"For international relations students it's very important to go abroad, see the world, and experience of the world, get some experiences of different people, different perspectives of world views," he noted.

Ms. DeFleur says Turkey was a natural partner because Binghamton has many Turkish faculty members and students. She believes the program also offers advantages to Binghamton's students.

"We feel that this is really a particularly relevant program, given the current state of international affairs," she added. "The fact is that Turkey is a very pivotal country and it is a secular, but Muslim country. What we are trying to do with our students is to have them broaden their perspectives."

At Binghamton, President DeFleur has pushed to expand requirements in global studies, and increase international enrollment. Last year Binghamton won an award from the Association of International Educators for its achievements in international education. The awards committee said Binghamton is preparing students for leadership in a global society.

Ms. DeFleur says much of her commitment to international studies is influenced by her own experience studying in Argentina.

"Having a strong international experience changed my perspectives," she noted. "In all of the administrative posts that I have occupied, I have always been committed to broadening the internationalization of the schools and colleges."

The dual degree program is still in its infancy. But combining the academic requirements of two systems has already emerged as the biggest challenge. That's where Oktay Serkercisoy, helps out. He spent four years as a graduate student at Binghamton, completing two masters' degrees, before he joined the Dual Diploma program as assistant director. Mr. Serkercisoy, who is from Izmir in western Turkey, says his familiarity with both educational systems helps the Turkish students clear the first big hurdle.

"All the undergraduate students have to take certain general undergraduate courses, regardless of their majors," he explained. "In Turkey, we do not have this system of general education courses. Here at Binghamton they have to take course in humanities, science. They have to complete their math requirement and aesthetics."

The program offers degrees in global affairs, management and information systems. For global affairs student Merve Yavuz, the toughest work is not in her major areas.

"In Turkey, we are very specialized in our specific major. In Turkey we take only history, international relations, and political science courses," she said. "Here in America, I am taking a lot of courses because of general education requirements, for example, yoga, that you cannot find in Turkey. I study more for my Beethoven class than any of my major courses."

It can be frustrating. Still, Mr. Serkercisoy says it is worth the effort.

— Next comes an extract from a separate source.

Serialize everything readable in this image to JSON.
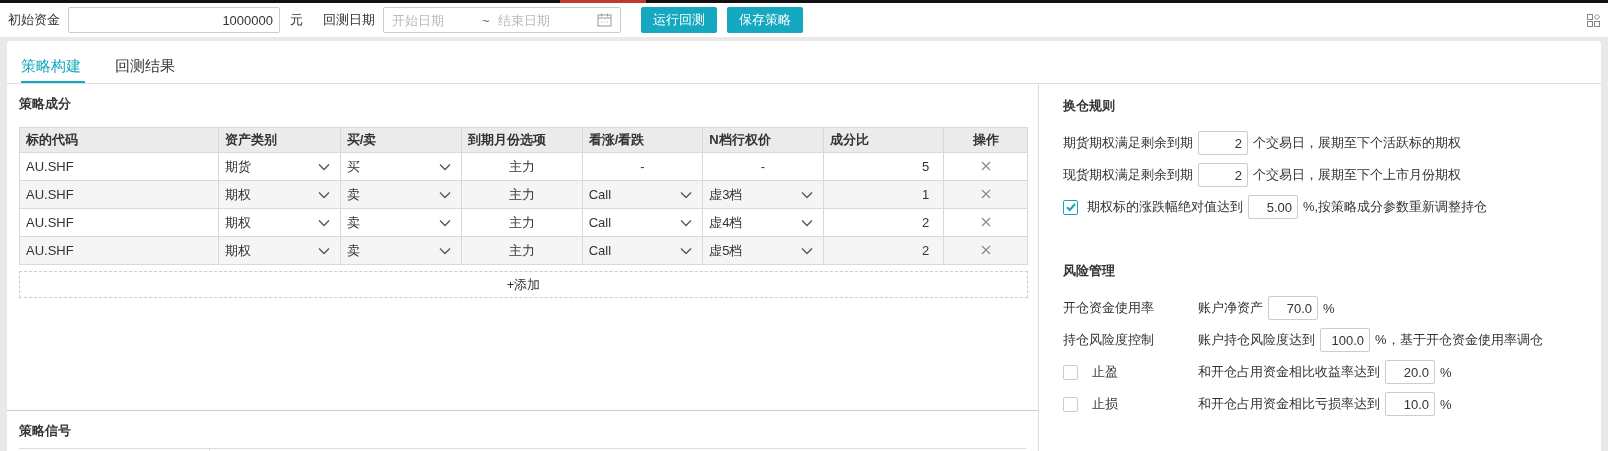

"Other than having two degrees from two different countries, the major advantage will be having lived in an international environment and gaining experience in this environment," he added. "Binghamton University values internationalization and we have students from different countries. Our Turkish students socialize and go to courses with students from so many different countries. It is an incredible experience for them to take back. They are part of this global village that we are leaving in now."

There are about 100 Turkish students in the dual degree program now. Within the next few years, Binghamton University plans to expand to 350 students.